Murky Moonie Money
by James A. Haught
The following article is from Free
Inquiry magazine, Volume 18, Number 1.
The Unification Church, the so-called Moonie
sect, has a huge supply of mysterious cash, presumably from Asia - and part of it is going
to ex-President George Bush.
The Consortium for Independent Journalism,
an on-line Internet news service, says perhaps $1 million has been paid to Bush for public
appearances that lend his prestige to the cult.
For example, the Consortium says, Bush recently flew to Argentina to inaugurate a new
Hispanic Moonie newspaper, after Argentine President Carlos Menem refused to associate
with the sect.

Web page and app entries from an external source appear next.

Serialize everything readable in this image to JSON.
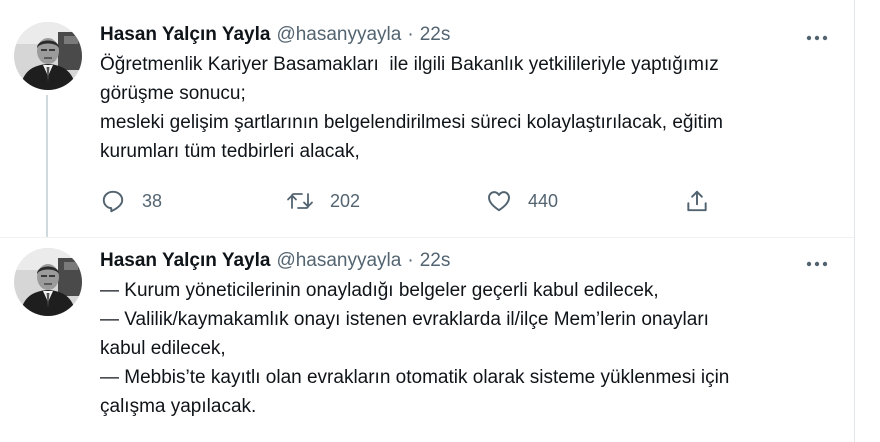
{
  "colors": {
    "text": "#0f1419",
    "secondary": "#536471",
    "thread_line": "#cfd9de"
  },
  "tweets": [
    {
      "author": {
        "name": "Hasan Yalçın Yayla",
        "handle": "@hasanyyayla",
        "separator": "·",
        "time": "22s"
      },
      "lines": [
        "Öğretmenlik Kariyer Basamakları  ile ilgili Bakanlık yetkilileriyle yaptığımız",
        "görüşme sonucu;",
        "mesleki gelişim şartlarının belgelendirilmesi süreci kolaylaştırılacak, eğitim",
        "kurumları tüm tedbirleri alacak,"
      ],
      "actions": {
        "reply_icon": "reply-icon",
        "reply_count": "38",
        "retweet_icon": "retweet-icon",
        "retweet_count": "202",
        "like_icon": "like-icon",
        "like_count": "440",
        "share_icon": "share-icon"
      },
      "more_icon": "more-options-icon"
    },
    {
      "author": {
        "name": "Hasan Yalçın Yayla",
        "handle": "@hasanyyayla",
        "separator": "·",
        "time": "22s"
      },
      "lines": [
        "— Kurum yöneticilerinin onayladığı belgeler geçerli kabul edilecek,",
        "— Valilik/kaymakamlık onayı istenen evraklarda il/ilçe Mem’lerin onayları",
        "kabul edilecek,",
        "— Mebbis’te kayıtlı olan evrakların otomatik olarak sisteme yüklenmesi için",
        "çalışma yapılacak."
      ],
      "more_icon": "more-options-icon"
    }
  ]
}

The Reverend Sun Myung Moon's religio-political empire, which supports
far-right causes, formerly backed military regimes in South America.
"Moon is one of the deepest pockets in right-wing circles," the Consortium
said. "His vast spending of billions of dollars in secretive Asian money to influence
U.S. politics - spanning nearly a quarter-century - has gone virtually unmentioned amid
the current controversy over Asian donations to U.S. politicians."
The news service says it's ironic that Moonie-owned Washington
Times vigorously supports the congressional probe into Asian gifts to the
Democratic Party, but never mentions the Asian cash funneled to Bush and other Republicans
by the church. It speculates that murky Moonie money will bankroll Bush's son, Texas
Governor George W. Bush, in a bid for the presidency in 2000.
Mystery and weirdness shroud the Unification
Church. "Master Moon" claims that Jesus appeared to him in his native Korea
and instructed him to save the world. The Consortium says Moon was charged three times in
Korea with having sex with young female followers to "purify" them, but the
cases fizzled. After he moved his operations to America, he was jailed for tax evasion.
In the 1980s, the Consortium says, Moon proclaimed that one of his sons, who was killed
in a car crash, "had come back to life in the body of a church member from
Zimbabwe." The African was given great power in the church and became a tyrant who
"compelled church leaders to stand before him and engage in humiliating
self-criticisms." It's alleged that during one such session, he savagely beat Washington Times publisher Bo Hi Pak.
Later, expatriate Washington Times editorialist William Cheshire wrote in
the San Diego Union-Tribune (April 9,
1989): "Where the Moonies are concerned, it seems clear, we are dealing with
something besides just an exotic cult. The Pak beating smacks strongly of Jonestown. And
with Moon lavishing hundreds of millions of dollars a year on newspapers, magazines, and
political action groups in this country and abroad, such occult and aggressive practices
give rise to secular apprehensions. If the `reincarnation' doesn't rock those conservative
shops that have been taking money from Moon, not even fire-breathing dragons would disturb
James A. Haught is a Senior Editor of Free